In an unrelated discussion later during the subcommittee’s reporting, ORR School Committee member Joe Peiris, who also sits on the district equality subcommittee, suggested, “Maybe we need to reshape our property rights and make them more inclusive” before sharing comments that were reportedly made. collected from members of the school community during the preceding month and a half. “One of the students who happened to be in the minority felt that racism wasn’t a problem yet. And is it because we’re raising awareness? I don’t know,” said Peiris. Other comments read by Byers included a female student who said “she no longer feels safe in the girls’ bathroom because biological males are allowed to use it”; and one parent who reportedly “feels their white student feels inferior or has made them feel ashamed of being white.”
“This was within the last six or seven weeks and I think everything has to stem from … maybe the book incident, whatever it is, but it opened another can of worms, I think,” Peiris said. “I’d like to see it (the Equity Subcommittee) address all of these matters, and if we can bring it up and talk about it…to work towards a common goal so that everyone is represented and feels like they’re heard.”
ORR responded “I just wanted to mention that I had addressed this committee at the beginning of the year about the racist incidents my son had on the second and third day of school, and a third incident occurred this year, October 25th.” School Committee member and Chair of the Equity Subcommittee Frances Phyllis Kearns, who is a Black woman. “We have a lot of work to do in this district and we need to make sure we protect the most vulnerable students, so I welcome this discussion at the upcoming Equity Subcommittee meeting.”
The next meeting of the Equities Subcommittee is scheduled for Tuesday, January 17, according to the ORR meeting calendar.
What does the ORR policy say?
The following is taken directly from the region’s politics GuideAvailable online in the region website:
When a problem with educational resources arises in a school, the problem will be resolved within a reasonable period of time using procedures approved by the school district.
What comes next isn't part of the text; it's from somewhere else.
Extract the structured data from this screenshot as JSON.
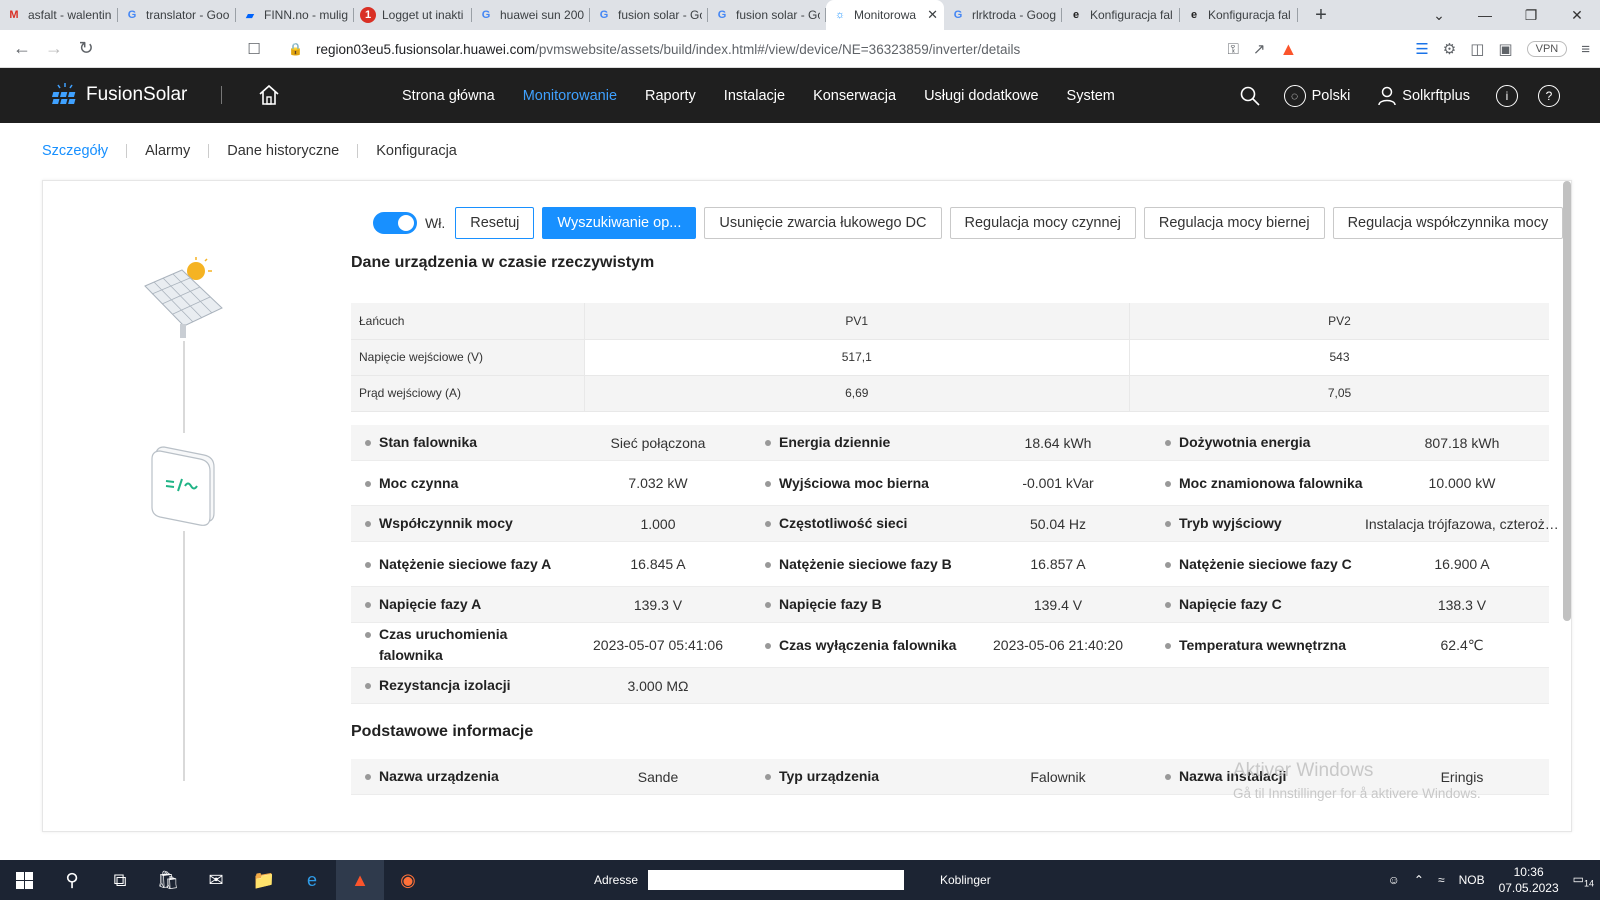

According to the philosophy statement, no questionable material may be removed from the school pending a final decision. Pending the outcome of a request for reconsideration, however, access to questionable materials may be denied to students of parents who submit a complaint, if they wish.
If the school committee’s decision is to retain the questionable educational resource, the district will not convene a review committee related to the same complaint for three years. If a completely different point of view is presented, it will be investigated. (The three-year period does not apply in this case.)
If an individual or group takes action to keep materials off the shelves by checking them and not returning them, or alternates keeping them in check so that they are not available for student use, the supervisor shall request, in writing, the return of the materials. If it is not returned within thirty (30) days, an invoice for the item’s current replacement cost will be provided to the party retaining the item.
After the school committee approves new materials or approves certain methods, this decision will not be reviewed for a period of three years starting with the end of the academic year when the decision was made.
On another page in the policy guide, under the heading “Reassessment (weeding) of library resourcesIt is stated that: “This action may not be used as a convenient or appropriate means of removing material that is presumed to be controversial or likely to be objectionable by segments of society.” The material may not be censored or removed because of actual or potential objection to partisanship or ideology, nor because of the origin, background, or views of those who contribute to its creation.”